The Florida Supreme Court in Allen vs. Butterworth, 756 50. 2d 52 (fla., 2000), declared that the State Death Penalty Reform Act (which mandatorily restricted post-conviction relief for death penalty prisoners), violates the separation of powers doctrine of the Constitution and was therefore Unconstitutional.
In US vs. Booker, 125 S. Ct. 738 (2005), the Supreme Court declared that the Federal Sentencing Act violated the separation of powers of the United States Constitution due to the mandatory requirements involved in the sentencing of Federal defendants by US District Court Judges.
Once the United States Supreme Court decides that a type of statutory provision is Unconstitutional, then its ruling means that the Unconstitutional statute --- or its portion thereof --- has been Unconstitutional since it very first became law. See Rivera vs. Roadway Express, 114 S. Ct. 1510 (1994).
The United States Supreme Court decision in US vs. Booker, Supra, does not merely establish a new procedural rule --- which would render it only prospective in its application --- but rather passes on the very constitutionality of certain statutory provisions. See Schriro vs. Summerlin, 112 S. Ct. 2519 (2004).
In Miller vs. French, 120 S. Ct. 2246, 2246, 2247 (2000), the United States Supreme Court emphasized:
"While the boundaries between the three branches of government are not hermetically sealed, the Constitution prohibits one branch from encroaching upon the central prerogative of another."
We the (NCAJC) submit and argue that while the Colorado Legislature can establish the minimum amount of sentence and a maximum amount of sentence for each respective felony crime and misdemeanor criminal conviction, the Legislature of the State of Colorado cannot require the sentencing judge to mandatorily sentence a defendant to a mandatory sentence; the sentencing judge must have the authority and independent judicial discretion as to what particular sentence would be proper and appropriate for the separation of powers of Article III, "Distribution of Powers" of the Colorado Constitution, the sentencing judge must have the independent authority and judicial discretion to determine what sentence is appropriate in each case.

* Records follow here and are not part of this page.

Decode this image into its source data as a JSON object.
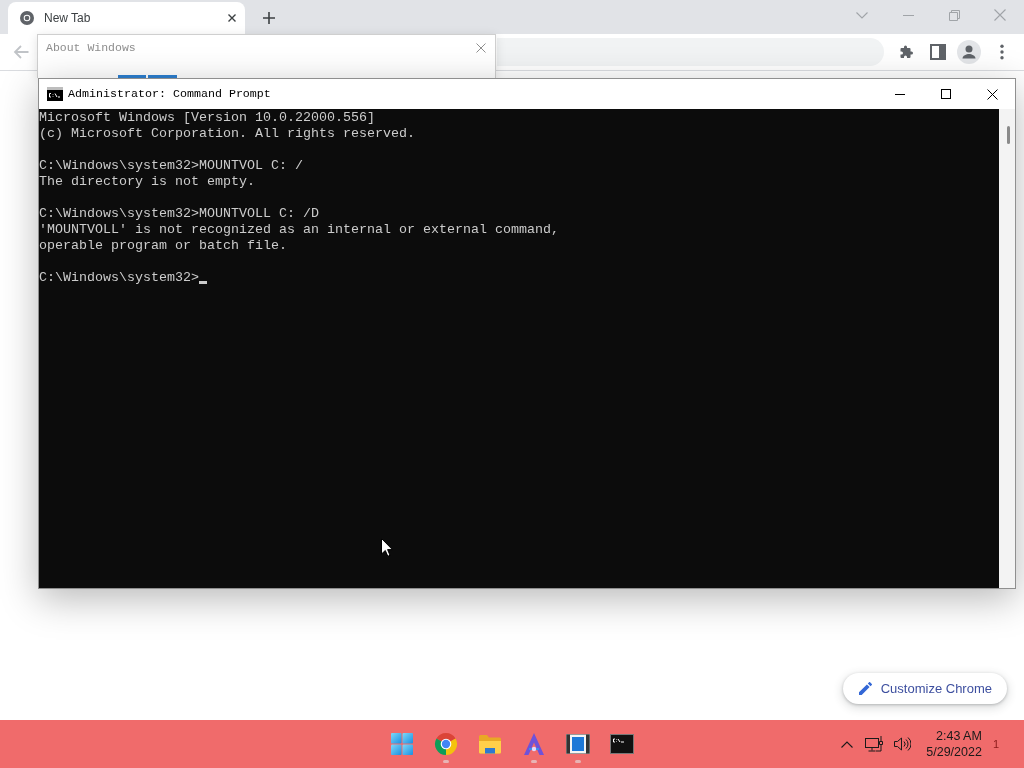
{
  "browser": {
    "tabs": [
      {
        "title": "New Tab",
        "selected": true
      }
    ],
    "back_button": {
      "disabled": true
    },
    "customize_button": {
      "label": "Customize Chrome"
    }
  },
  "about_dialog": {
    "title": "About Windows"
  },
  "console_window": {
    "title": "Administrator: Command Prompt",
    "blocks": [
      [
        "Microsoft Windows [Version 10.0.22000.556]",
        "(c) Microsoft Corporation. All rights reserved."
      ],
      [
        "C:\\Windows\\system32>MOUNTVOL C: /",
        "The directory is not empty."
      ],
      [
        "C:\\Windows\\system32>MOUNTVOLL C: /D",
        "'MOUNTVOLL' is not recognized as an internal or external command,",
        "operable program or batch file."
      ]
    ],
    "prompt": "C:\\Windows\\system32>"
  },
  "taskbar": {
    "apps": [
      {
        "kind": "start",
        "running": false
      },
      {
        "kind": "browser",
        "running": true
      },
      {
        "kind": "folder",
        "running": false
      },
      {
        "kind": "vector",
        "running": true
      },
      {
        "kind": "media",
        "running": true
      },
      {
        "kind": "terminal",
        "running": false
      }
    ],
    "tray": {
      "time": "2:43 AM",
      "date": "5/29/2022",
      "notification_count": "1"
    }
  }
}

Since the sentence of Mandatory Parole that has been imposed upon the American people and the Citizens of the State of Colorado violates the 'Separation of Powers" provision of ArtIcle III of the Constitution of the State of Colorado, the Federal government of the United States, and the Colorado Legislature, must declare that the said statute violates the Colorado Constitution and vacate and set aside the sentencing of American Citizens to Mandatory Parole that Colorado Courts have imposed on the American public.
Wherefore, we the American people, do hereby pray for the following relief:
1). That the Federal government of the United States issue an ORDER TO SHOW CAUSE to the Attorney General of the State of Colorado to show cause within the next twenty (20) days as to why the Colorado Legislature should not declare the Colorado Mandatory Parole Act, Title 18-1.3-401 to be in violation of Article III of the Colorado Constitution and show cause why the Legislature should not vacate and set aside the Mandatory Parole that has been imposed upon the American people.
2). That the Federal government will issue an Order to declare the Colorado Mandatory Parole Act violates Article III of the Colorado Constitution and the United States Constitution.
3). That the Federal government will issue an Order to Vacate and Set Aside the Sentences of Mandatory Parole that the Colorado State Legislature has imposed upon the American people, and the Citizens of the State of Colorado.
4). That the Federal government may grant any other relief deemed fair, just, proper, and appropriate.
We of the National Committee Against Judicial Corruption (NCAJC), do hereby sign electronically this document this very day, April 12th, 2013, and do encourage the American people to forward this Protest to as many people as possible.
DATED: April 12th, 2013
Founder and Director,
National Committee Against Judicial Corruption (NCAJC)